#### To do:
Please copy out each entry, word for word.

#### Data extracts:
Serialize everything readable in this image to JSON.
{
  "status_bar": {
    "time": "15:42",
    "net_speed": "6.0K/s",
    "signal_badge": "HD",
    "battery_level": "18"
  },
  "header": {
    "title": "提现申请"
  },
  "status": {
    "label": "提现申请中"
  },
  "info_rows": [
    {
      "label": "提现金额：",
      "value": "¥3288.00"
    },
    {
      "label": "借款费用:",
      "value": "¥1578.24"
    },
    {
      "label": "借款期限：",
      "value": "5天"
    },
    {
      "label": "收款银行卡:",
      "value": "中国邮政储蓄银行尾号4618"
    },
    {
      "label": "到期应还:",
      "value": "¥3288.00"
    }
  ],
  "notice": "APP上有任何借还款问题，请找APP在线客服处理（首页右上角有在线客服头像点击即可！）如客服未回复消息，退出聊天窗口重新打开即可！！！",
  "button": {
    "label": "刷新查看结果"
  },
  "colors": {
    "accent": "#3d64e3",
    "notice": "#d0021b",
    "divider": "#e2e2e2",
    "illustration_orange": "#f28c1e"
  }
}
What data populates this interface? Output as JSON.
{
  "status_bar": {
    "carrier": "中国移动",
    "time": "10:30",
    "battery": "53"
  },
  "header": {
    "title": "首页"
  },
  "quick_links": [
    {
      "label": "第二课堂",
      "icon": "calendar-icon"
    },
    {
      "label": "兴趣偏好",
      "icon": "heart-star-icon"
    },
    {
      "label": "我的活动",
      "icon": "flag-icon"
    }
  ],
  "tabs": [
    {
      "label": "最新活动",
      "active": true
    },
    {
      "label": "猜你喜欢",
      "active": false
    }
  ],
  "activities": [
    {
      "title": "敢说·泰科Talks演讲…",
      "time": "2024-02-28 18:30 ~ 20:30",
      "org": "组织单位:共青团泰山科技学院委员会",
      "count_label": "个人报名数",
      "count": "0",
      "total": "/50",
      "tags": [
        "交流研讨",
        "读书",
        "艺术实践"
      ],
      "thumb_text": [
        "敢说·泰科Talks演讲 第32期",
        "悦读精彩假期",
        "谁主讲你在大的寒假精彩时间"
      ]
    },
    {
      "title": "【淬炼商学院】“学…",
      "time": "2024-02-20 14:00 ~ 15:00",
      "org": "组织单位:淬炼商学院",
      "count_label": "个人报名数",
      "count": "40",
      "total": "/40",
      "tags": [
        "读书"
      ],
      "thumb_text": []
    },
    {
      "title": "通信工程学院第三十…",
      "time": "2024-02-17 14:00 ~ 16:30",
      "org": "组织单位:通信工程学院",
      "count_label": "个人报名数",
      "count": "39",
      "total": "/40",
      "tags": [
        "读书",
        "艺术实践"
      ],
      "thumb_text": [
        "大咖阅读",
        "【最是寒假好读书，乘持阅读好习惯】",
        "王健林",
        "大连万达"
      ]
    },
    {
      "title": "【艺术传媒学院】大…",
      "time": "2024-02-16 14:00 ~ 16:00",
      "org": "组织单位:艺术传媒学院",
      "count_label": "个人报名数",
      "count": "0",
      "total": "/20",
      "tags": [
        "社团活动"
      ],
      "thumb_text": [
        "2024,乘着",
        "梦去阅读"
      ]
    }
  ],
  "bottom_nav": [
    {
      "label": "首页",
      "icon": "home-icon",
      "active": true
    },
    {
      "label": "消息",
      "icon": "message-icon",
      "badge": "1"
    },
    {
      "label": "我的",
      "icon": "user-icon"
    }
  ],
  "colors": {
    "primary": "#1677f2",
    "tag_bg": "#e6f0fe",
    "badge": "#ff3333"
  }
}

#### Written answer:
Serialize everything readable in this image to JSON.
{
  "status_bar": {
    "time": "15:42",
    "net_speed": "6.0K/s",
    "signal_badge": "HD",
    "battery_level": "18"
  },
  "header": {
    "title": "提现申请"
  },
  "status": {
    "label": "提现申请中"
  },
  "info_rows": [
    {
      "label": "提现金额：",
      "value": "¥3288.00"
    },
    {
      "label": "借款费用:",
      "value": "¥1578.24"
    },
    {
      "label": "借款期限：",
      "value": "5天"
    },
    {
      "label": "收款银行卡:",
      "value": "中国邮政储蓄银行尾号4618"
    },
    {
      "label": "到期应还:",
      "value": "¥3288.00"
    }
  ],
  "notice": "APP上有任何借还款问题，请找APP在线客服处理（首页右上角有在线客服头像点击即可！）如客服未回复消息，退出聊天窗口重新打开即可！！！",
  "button": {
    "label": "刷新查看结果"
  },
  "colors": {
    "accent": "#3d64e3",
    "notice": "#d0021b",
    "divider": "#e2e2e2",
    "illustration_orange": "#f28c1e"
  }
}
What data populates this interface? Output as JSON.
{
  "status_bar": {
    "carrier": "中国移动",
    "time": "10:30",
    "battery": "53"
  },
  "header": {
    "title": "首页"
  },
  "quick_links": [
    {
      "label": "第二课堂",
      "icon": "calendar-icon"
    },
    {
      "label": "兴趣偏好",
      "icon": "heart-star-icon"
    },
    {
      "label": "我的活动",
      "icon": "flag-icon"
    }
  ],
  "tabs": [
    {
      "label": "最新活动",
      "active": true
    },
    {
      "label": "猜你喜欢",
      "active": false
    }
  ],
  "activities": [
    {
      "title": "敢说·泰科Talks演讲…",
      "time": "2024-02-28 18:30 ~ 20:30",
      "org": "组织单位:共青团泰山科技学院委员会",
      "count_label": "个人报名数",
      "count": "0",
      "total": "/50",
      "tags": [
        "交流研讨",
        "读书",
        "艺术实践"
      ],
      "thumb_text": [
        "敢说·泰科Talks演讲 第32期",
        "悦读精彩假期",
        "谁主讲你在大的寒假精彩时间"
      ]
    },
    {
      "title": "【淬炼商学院】“学…",
      "time": "2024-02-20 14:00 ~ 15:00",
      "org": "组织单位:淬炼商学院",
      "count_label": "个人报名数",
      "count": "40",
      "total": "/40",
      "tags": [
        "读书"
      ],
      "thumb_text": []
    },
    {
      "title": "通信工程学院第三十…",
      "time": "2024-02-17 14:00 ~ 16:30",
      "org": "组织单位:通信工程学院",
      "count_label": "个人报名数",
      "count": "39",
      "total": "/40",
      "tags": [
        "读书",
        "艺术实践"
      ],
      "thumb_text": [
        "大咖阅读",
        "【最是寒假好读书，乘持阅读好习惯】",
        "王健林",
        "大连万达"
      ]
    },
    {
      "title": "【艺术传媒学院】大…",
      "time": "2024-02-16 14:00 ~ 16:00",
      "org": "组织单位:艺术传媒学院",
      "count_label": "个人报名数",
      "count": "0",
      "total": "/20",
      "tags": [
        "社团活动"
      ],
      "thumb_text": [
        "2024,乘着",
        "梦去阅读"
      ]
    }
  ],
  "bottom_nav": [
    {
      "label": "首页",
      "icon": "home-icon",
      "active": true
    },
    {
      "label": "消息",
      "icon": "message-icon",
      "badge": "1"
    },
    {
      "label": "我的",
      "icon": "user-icon"
    }
  ],
  "colors": {
    "primary": "#1677f2",
    "tag_bg": "#e6f0fe",
    "badge": "#ff3333"
  }
}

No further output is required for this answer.